A researcher posing as a 13-year-old girl was given access to a virtual strip club while using a VR app that had a minimum user age agreement of 13. The researcher downloaded an app called VRChat which is characterized as an online virtual platform which users can navigate through as 3-D avatars. The app can be downloaded from an app store on Facebook’s Meta Quest VR headset, which only requires a Facebook account instead of an age verification. Inside of the app there are virtual rooms where users can meet and interact with one another. Some of these rooms are quite innocent such as popular fast-food restaurants whereas others are highly sexually explicit.

Upon entering the virtual strip club, the researcher was exposed to sex toys, condoms, and approached by adult male avatars who asked her to engage in erotic role play. The adult content is not restricted to a single room, rather it spans across multiple virtual rooms providing more points of access and exposure for young users.
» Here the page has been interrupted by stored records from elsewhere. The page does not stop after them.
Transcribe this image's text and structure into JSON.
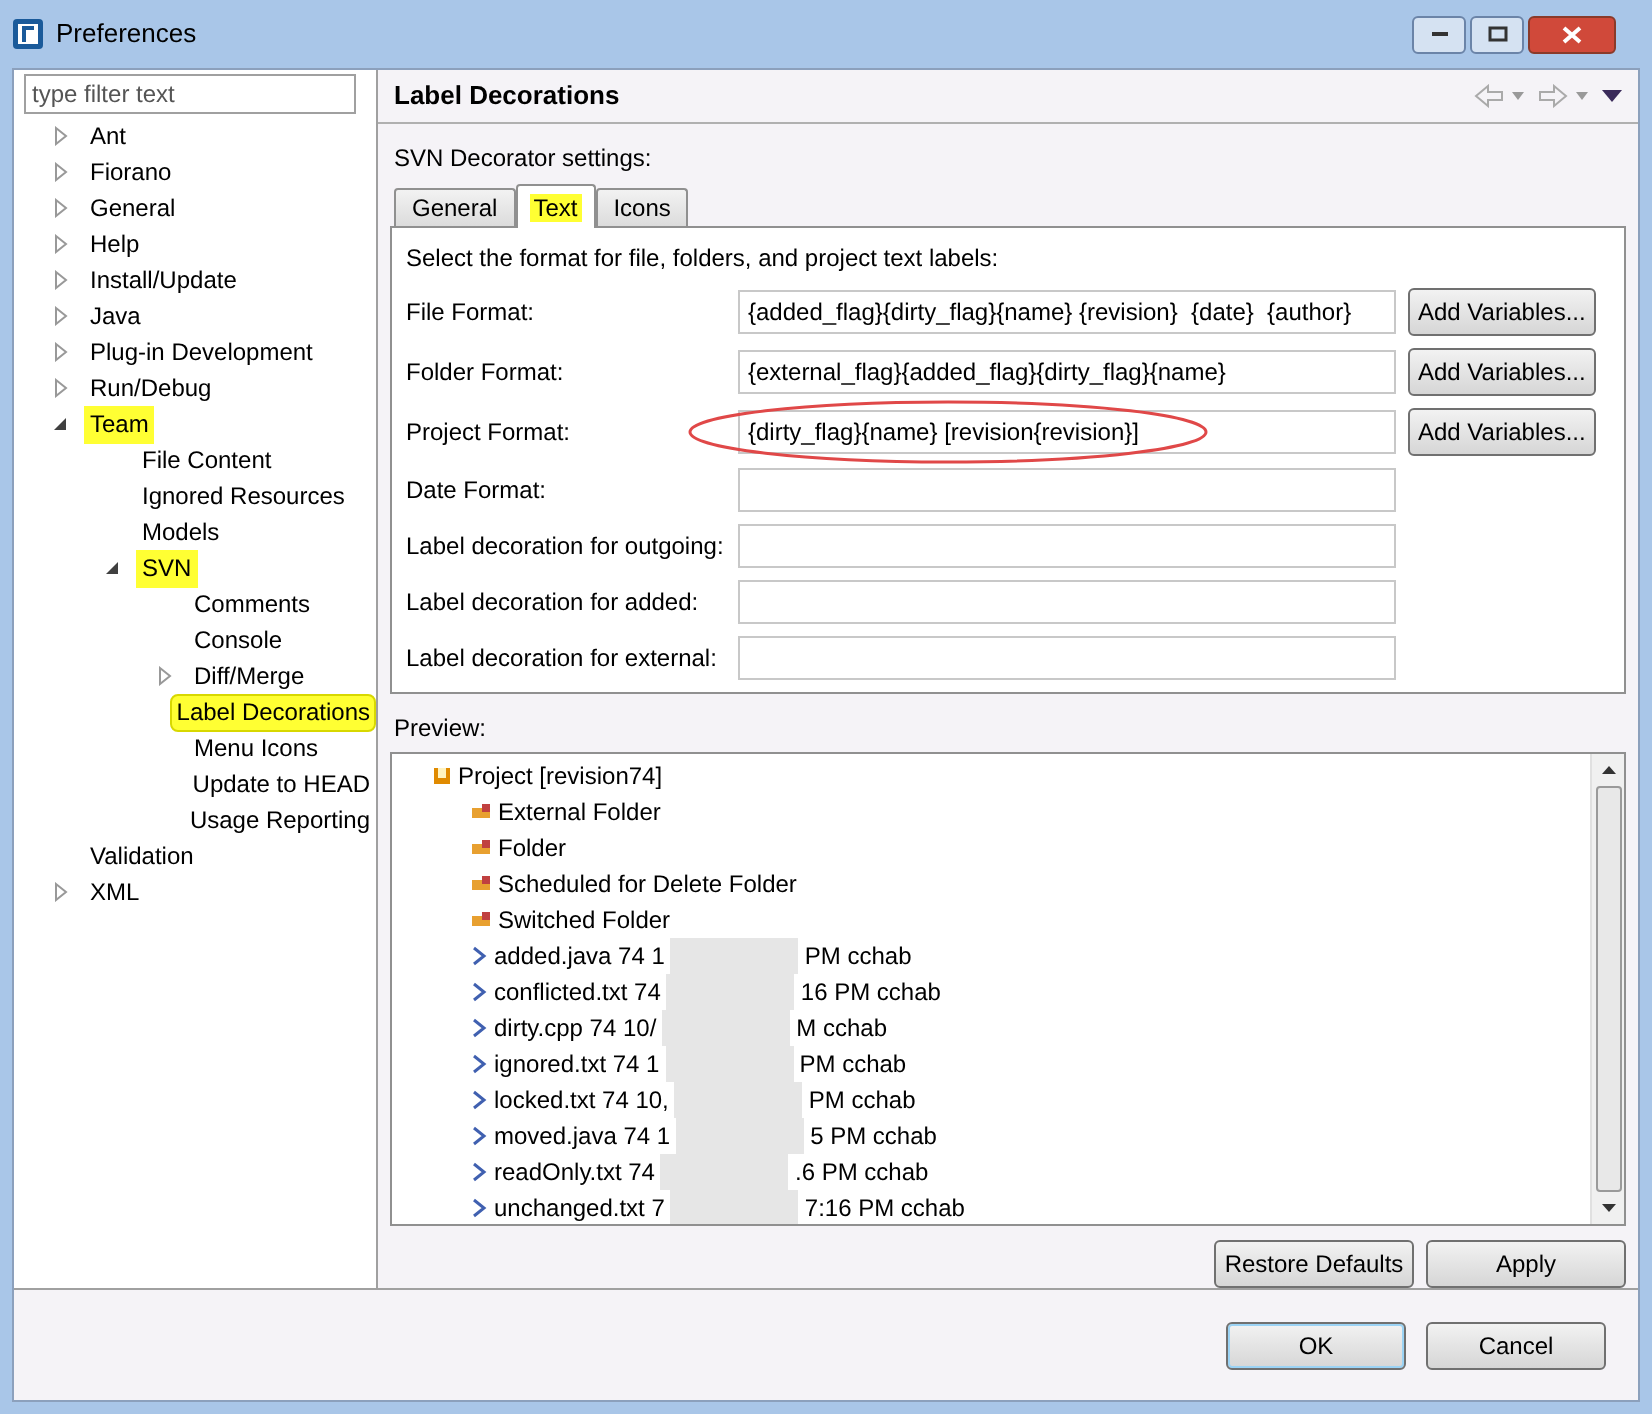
{
  "window": {
    "title": "Preferences"
  },
  "filter": {
    "placeholder": "type filter text"
  },
  "tree": [
    {
      "label": "Ant",
      "expandable": true,
      "expanded": false,
      "highlighted": false,
      "selected": false
    },
    {
      "label": "Fiorano",
      "expandable": true,
      "expanded": false,
      "highlighted": false,
      "selected": false
    },
    {
      "label": "General",
      "expandable": true,
      "expanded": false,
      "highlighted": false,
      "selected": false
    },
    {
      "label": "Help",
      "expandable": true,
      "expanded": false,
      "highlighted": false,
      "selected": false
    },
    {
      "label": "Install/Update",
      "expandable": true,
      "expanded": false,
      "highlighted": false,
      "selected": false
    },
    {
      "label": "Java",
      "expandable": true,
      "expanded": false,
      "highlighted": false,
      "selected": false
    },
    {
      "label": "Plug-in Development",
      "expandable": true,
      "expanded": false,
      "highlighted": false,
      "selected": false
    },
    {
      "label": "Run/Debug",
      "expandable": true,
      "expanded": false,
      "highlighted": false,
      "selected": false
    },
    {
      "label": "Team",
      "expandable": true,
      "expanded": true,
      "highlighted": true,
      "selected": false,
      "children": [
        {
          "label": "File Content",
          "expandable": false,
          "expanded": false,
          "highlighted": false,
          "selected": false
        },
        {
          "label": "Ignored Resources",
          "expandable": false,
          "expanded": false,
          "highlighted": false,
          "selected": false
        },
        {
          "label": "Models",
          "expandable": false,
          "expanded": false,
          "highlighted": false,
          "selected": false
        },
        {
          "label": "SVN",
          "expandable": true,
          "expanded": true,
          "highlighted": true,
          "selected": false,
          "children": [
            {
              "label": "Comments",
              "expandable": false,
              "expanded": false,
              "highlighted": false,
              "selected": false
            },
            {
              "label": "Console",
              "expandable": false,
              "expanded": false,
              "highlighted": false,
              "selected": false
            },
            {
              "label": "Diff/Merge",
              "expandable": true,
              "expanded": false,
              "highlighted": false,
              "selected": false
            },
            {
              "label": "Label Decorations",
              "expandable": false,
              "expanded": false,
              "highlighted": true,
              "selected": true
            },
            {
              "label": "Menu Icons",
              "expandable": false,
              "expanded": false,
              "highlighted": false,
              "selected": false
            },
            {
              "label": "Update to HEAD",
              "expandable": false,
              "expanded": false,
              "highlighted": false,
              "selected": false
            },
            {
              "label": "Usage Reporting",
              "expandable": false,
              "expanded": false,
              "highlighted": false,
              "selected": false
            }
          ]
        }
      ]
    },
    {
      "label": "Validation",
      "expandable": false,
      "expanded": false,
      "highlighted": false,
      "selected": false
    },
    {
      "label": "XML",
      "expandable": true,
      "expanded": false,
      "highlighted": false,
      "selected": false
    }
  ],
  "page": {
    "title": "Label Decorations",
    "section": "SVN Decorator settings:"
  },
  "tabs": [
    {
      "label": "General",
      "selected": false,
      "highlighted": false
    },
    {
      "label": "Text",
      "selected": true,
      "highlighted": true
    },
    {
      "label": "Icons",
      "selected": false,
      "highlighted": false
    }
  ],
  "intro": "Select the format for file, folders, and project text labels:",
  "fields": [
    {
      "label": "File Format:",
      "value": "{added_flag}{dirty_flag}{name} {revision}  {date}  {author}",
      "button": "Add Variables...",
      "circled": false
    },
    {
      "label": "Folder Format:",
      "value": "{external_flag}{added_flag}{dirty_flag}{name}",
      "button": "Add Variables...",
      "circled": false
    },
    {
      "label": "Project Format:",
      "value": "{dirty_flag}{name} [revision{revision}]",
      "button": "Add Variables...",
      "circled": true
    },
    {
      "label": "Date Format:",
      "circled": false
    },
    {
      "label": "Label decoration for outgoing:",
      "circled": false
    },
    {
      "label": "Label decoration for added:",
      "circled": false
    },
    {
      "label": "Label decoration for external:",
      "circled": false
    }
  ],
  "preview": {
    "label": "Preview:",
    "items": [
      {
        "kind": "project",
        "text": "Project [revision74]"
      },
      {
        "kind": "folder",
        "text": "External Folder"
      },
      {
        "kind": "folder",
        "text": "Folder"
      },
      {
        "kind": "folder",
        "text": "Scheduled for Delete Folder"
      },
      {
        "kind": "folder",
        "text": "Switched Folder"
      },
      {
        "kind": "file",
        "text": "added.java 74  1",
        "text_after": "PM  cchab"
      },
      {
        "kind": "file",
        "text": "conflicted.txt 74",
        "text_after": "16 PM  cchab"
      },
      {
        "kind": "file",
        "text": "dirty.cpp 74  10/",
        "text_after": "M  cchab"
      },
      {
        "kind": "file",
        "text": "ignored.txt 74  1",
        "text_after": "PM  cchab"
      },
      {
        "kind": "file",
        "text": "locked.txt 74  10,",
        "text_after": "PM  cchab"
      },
      {
        "kind": "file",
        "text": "moved.java 74  1",
        "text_after": "5 PM  cchab"
      },
      {
        "kind": "file",
        "text": "readOnly.txt 74",
        "text_after": ".6 PM  cchab"
      },
      {
        "kind": "file",
        "text": "unchanged.txt 7",
        "text_after": "7:16 PM  cchab"
      }
    ]
  },
  "page_buttons": [
    "Restore Defaults",
    "Apply"
  ],
  "dialog_buttons": [
    {
      "label": "OK",
      "default": true
    },
    {
      "label": "Cancel",
      "default": false
    }
  ]
}
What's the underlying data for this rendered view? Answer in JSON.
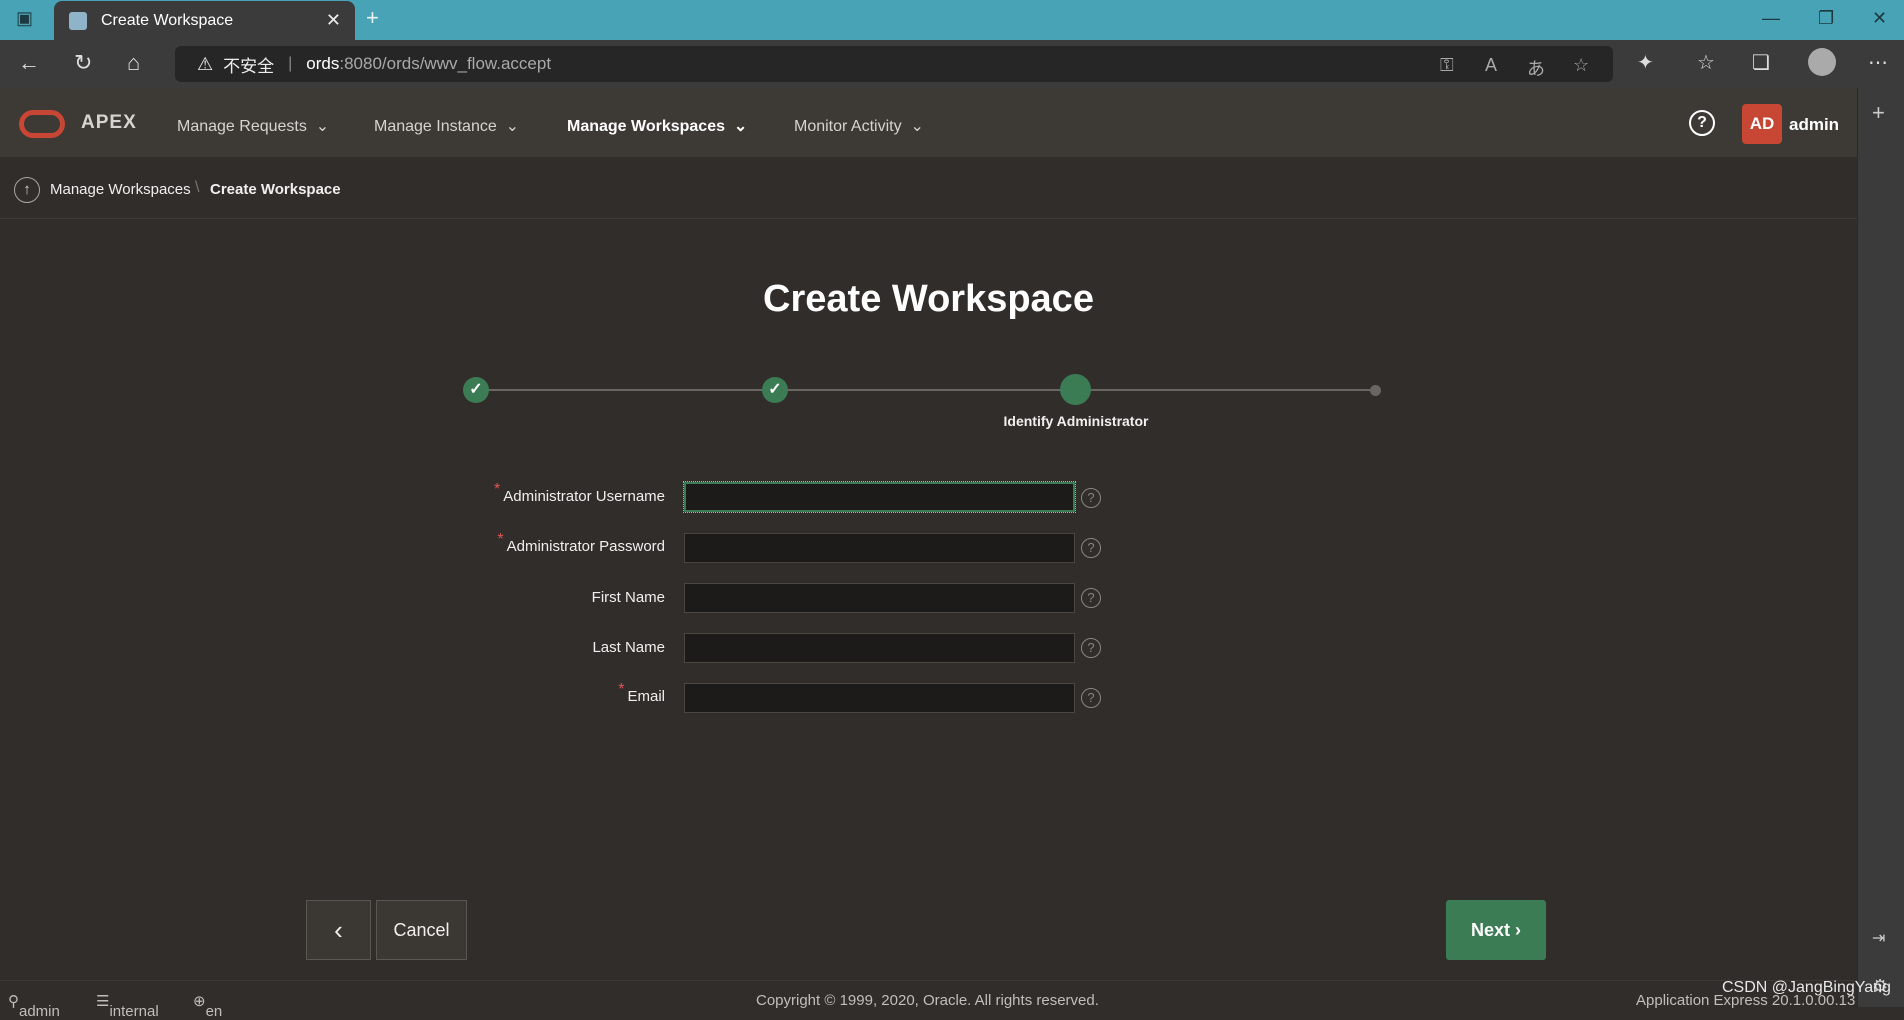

While pink flashing neon lights and booming music might signal sexual connotations to adults in the real world, to kids on a VR headset this might just look like an enticing feature of a fun video game.

Children using this app and others like it have reported being groomed by other users with adult avatars and forced to engage in virtual sex. The avatars on this app have the ability to get completely nude and simulate sex acts which may require the user wearing the headset to physically act out the motions themselves. The completely immersive nature of VR can make these experiences as traumatic and harmful as they would be in real life.

Parents Can Help

Parents can’t rely on tech companies and app developers to keep their children safe in a virtual reality space, especially with billions of dollars on the table. However, this doesn’t mean that kids should not be allowed to engage with this technology that also offers fun, creative, and educational experiences. Keep in mind that technology is like any other tool. The tool may be safe as long as it is being handled properly and wisely.

To optimize a safe and positive VR experience:

  • Research apps before allowing your kids to download them.
  • Take time to explore the virtual space yourself to sample what your kids will be seeing.
  • Periodically monitor the list of apps your kids have downloaded to ensure that no unapproved apps are being used.
  • Hold your children accountable to understand and guard against potential online risks that can lead to digital injury.
    • Check out our GKIS Social Media Readiness Course. Our course is a valuable tool that teaches tweens and teens about the inherent risks of social media and ways to be prepared when encountering them. We also cover critical psychological wellness tools to optimize mental health and overall satisfaction.
  • Verbally check in with your kids about what their experiences in the metaverse are like.
    • If you have school-age kids, you’ll want to check out Dr. B’s GKIS Connected Family Course which offers essential tips for fostering this kind of open communication.
  • Finally, remember to be kind, create an environment that allows for open dialogue between you and your kids, and rest assured that you have provided your family with the tools to facilitate safe and healthy internet practices. For ideas on what to talk about and to stay up to date on relevant internet/gaming topics, read our weekly free articles on the GKIS Blog by signing up for our free Connected Family Agreement.

Thanks to CSUCI intern, Mackenzie Morrow for researching some of the risks of virtual reality spaces for kids and co-authoring this article.

I’m the mom psychologist who will help you GetKidsInternetSafe.

Onward to More Awesome Parenting,

Tracy S. Bennett, Ph.D.
Mom, Clinical Psychologist, CSUCI Adjunct Faculty

Photo Credits

Photo by Julia M Cameron (https://www.pexels.com/photo/photo-of-boy-using-vr-headset-4145251/)

Photo by Setyaki Irham (https://unsplash.com/photos/QGDsM8qwkEA)

Photo by Julia M Cameron (https://www.pexels.com/photo/a-father-talking-to-his-son-8841296/)

Picture of Mackenzie Morrow
Mackenzie Morrow